◆ **Input**
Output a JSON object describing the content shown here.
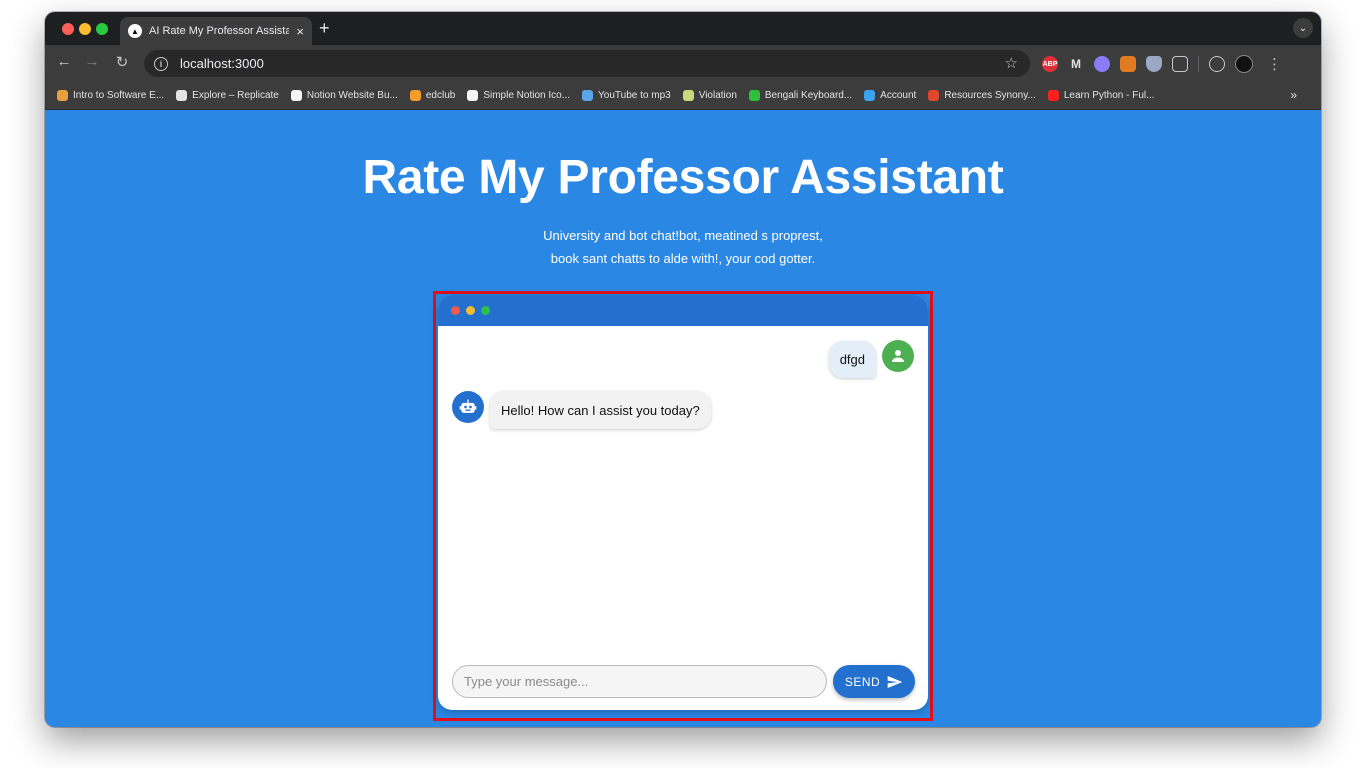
{
  "browser": {
    "tab_title": "AI Rate My Professor Assistant",
    "url": "localhost:3000",
    "bookmarks": [
      {
        "label": "Intro to Software E...",
        "color": "#e8a03c"
      },
      {
        "label": "Explore – Replicate",
        "color": "#e3e3e3"
      },
      {
        "label": "Notion Website Bu...",
        "color": "#f5f5f5"
      },
      {
        "label": "edclub",
        "color": "#f59d2a"
      },
      {
        "label": "Simple Notion Ico...",
        "color": "#f5f5f5"
      },
      {
        "label": "YouTube to mp3",
        "color": "#5aa7e8"
      },
      {
        "label": "Violation",
        "color": "#c9d87a"
      },
      {
        "label": "Bengali Keyboard...",
        "color": "#2fbf3a"
      },
      {
        "label": "Account",
        "color": "#3aa3ef"
      },
      {
        "label": "Resources Synony...",
        "color": "#e0462c"
      },
      {
        "label": "Learn Python - Ful...",
        "color": "#ff1f1f"
      }
    ],
    "more_label": "»"
  },
  "page": {
    "title": "Rate My Professor Assistant",
    "subtitle_line1": "University and bot chat!bot, meatined s proprest,",
    "subtitle_line2": "book sant chatts to alde with!, your cod gotter."
  },
  "chat": {
    "messages": [
      {
        "role": "user",
        "text": "dfgd"
      },
      {
        "role": "assistant",
        "text": "Hello! How can I assist you today?"
      }
    ],
    "input": {
      "placeholder": "Type your message...",
      "value": ""
    },
    "send_label": "SEND"
  },
  "colors": {
    "page_bg": "#2a87e4",
    "chat_header": "#2370cf",
    "user_avatar": "#4caf50",
    "highlight": "#e0101c"
  }
}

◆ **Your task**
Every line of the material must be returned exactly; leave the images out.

◆ **Response area**
Output a JSON object describing the content shown here.
{
  "browser": {
    "tab_title": "AI Rate My Professor Assistant",
    "url": "localhost:3000",
    "bookmarks": [
      {
        "label": "Intro to Software E...",
        "color": "#e8a03c"
      },
      {
        "label": "Explore – Replicate",
        "color": "#e3e3e3"
      },
      {
        "label": "Notion Website Bu...",
        "color": "#f5f5f5"
      },
      {
        "label": "edclub",
        "color": "#f59d2a"
      },
      {
        "label": "Simple Notion Ico...",
        "color": "#f5f5f5"
      },
      {
        "label": "YouTube to mp3",
        "color": "#5aa7e8"
      },
      {
        "label": "Violation",
        "color": "#c9d87a"
      },
      {
        "label": "Bengali Keyboard...",
        "color": "#2fbf3a"
      },
      {
        "label": "Account",
        "color": "#3aa3ef"
      },
      {
        "label": "Resources Synony...",
        "color": "#e0462c"
      },
      {
        "label": "Learn Python - Ful...",
        "color": "#ff1f1f"
      }
    ],
    "more_label": "»"
  },
  "page": {
    "title": "Rate My Professor Assistant",
    "subtitle_line1": "University and bot chat!bot, meatined s proprest,",
    "subtitle_line2": "book sant chatts to alde with!, your cod gotter."
  },
  "chat": {
    "messages": [
      {
        "role": "user",
        "text": "dfgd"
      },
      {
        "role": "assistant",
        "text": "Hello! How can I assist you today?"
      }
    ],
    "input": {
      "placeholder": "Type your message...",
      "value": ""
    },
    "send_label": "SEND"
  },
  "colors": {
    "page_bg": "#2a87e4",
    "chat_header": "#2370cf",
    "user_avatar": "#4caf50",
    "highlight": "#e0101c"
  }
}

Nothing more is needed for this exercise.